Even though Australia is one of the most prosperous, peaceful and orderly countries on the planet, we still do not think of our cities as systems for facilitating a good life for all. We mostly think of them as sites for tourism, commerce, economic infrastructure, clusters of jobs and industries, as demographic disasters, as necessary evils. This becomes particularly apparent when one tries to make them better.
No particular characteristic of Berlin has single-handedly made it a good environment for an elderly lady on a bike. It’s not just the residential density, nor the good street lighting; the wide bike and foot paths, nor long opening hours of food shops. Rather, it’s the sum of all these things, a system that has taken a century to build, and will continue to take centuries to manage, preserve, and adapt as lifestyles change. A century of asking the questions: how can we improve the quality of life in our city? What’s the best thing to do? Instead, the questions we ask in Australia tend along these lines: how can we solve the most pressing problem with minimum complication? What is the least we can do to maximum effect? How can we prove that we are spending money wisely?
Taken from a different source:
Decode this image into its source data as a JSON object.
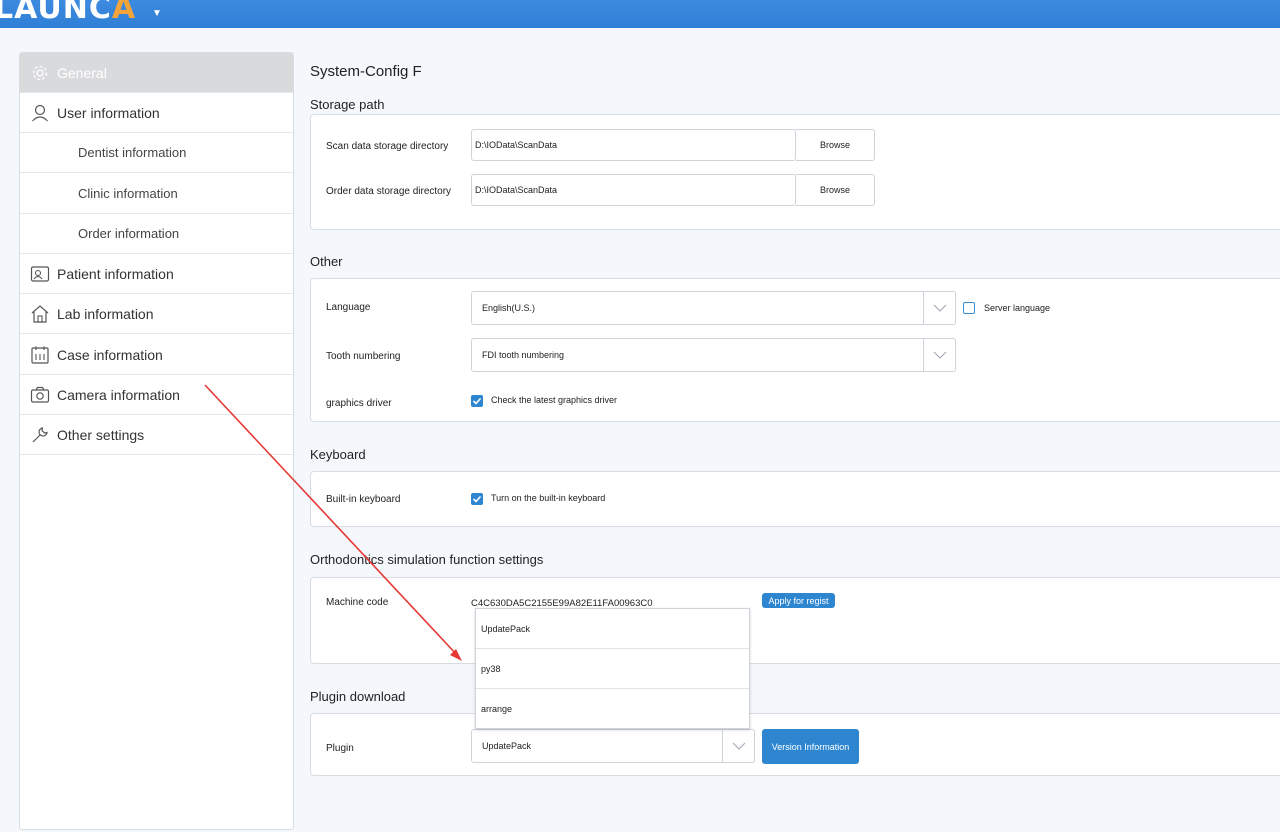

A consequence of such thinking is that every design measure needs to be proven effective before it can be advocated for, through expensive research and limited application trials. One would need to spend three years demonstrating that wider bike paths would save cyclist lives by a certain coefficient; one would then need to draw a decisive link between opera at midnight and improved life satisfaction in the elderly, and link it to healthcare savings in hard dollars. Someone would interview a thousand 55-year-olds about how much they go to the theatre; finding the percentage negligible they would argue that the cost would only benefit a marginal population. Meanwhile, a tabloid columnist would deride the whole idea as a waste of taxpayers’ money for lazy artists and the politicians would tread carefully around committing to such an elitist measure. In the end, the city might get bike paths, but not enough inner-city densification – effectively creating infrastructure suitable only for long-distance commuter cycling; or a public health campaign to encourage people to walk one day a year. The elderly might move to the relatively few dwellings in the inner city of their own accord, only to find themselves without decent access to supermarkets, community or health facilities and labelled as gentrifiers and opponents to inner-city vibrancy.
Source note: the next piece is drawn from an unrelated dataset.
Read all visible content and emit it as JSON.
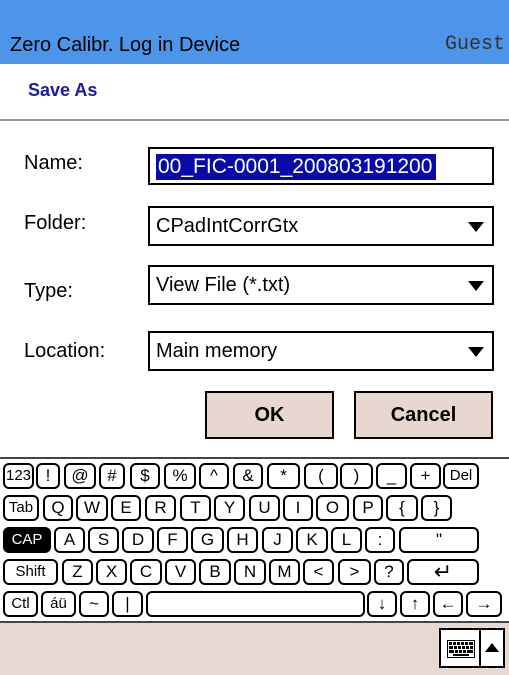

The funny thing about professional urban planners is that they are enamoured of nice policies: a packet of measures proven to achieve clearly defined goals. Architects and urban designers, on the other hand, sometimes appear to believe that a beautiful building or ‘precinct’ will solve all of our problems. Cycling officers focus on creating a network of bike paths, without necessarily thinking about what or where a person might want to cycle to. Yet, cities are systems of built environment and also – a corresponding way of life. We would do better to focus less on the separate elements of our cities and to focus more on the kind of city we want to live in. I, for one, want to live in a city where I will often have midnight chats with elderly couples on bikes, regardless of whether they are going to a rave, to the opera, or both.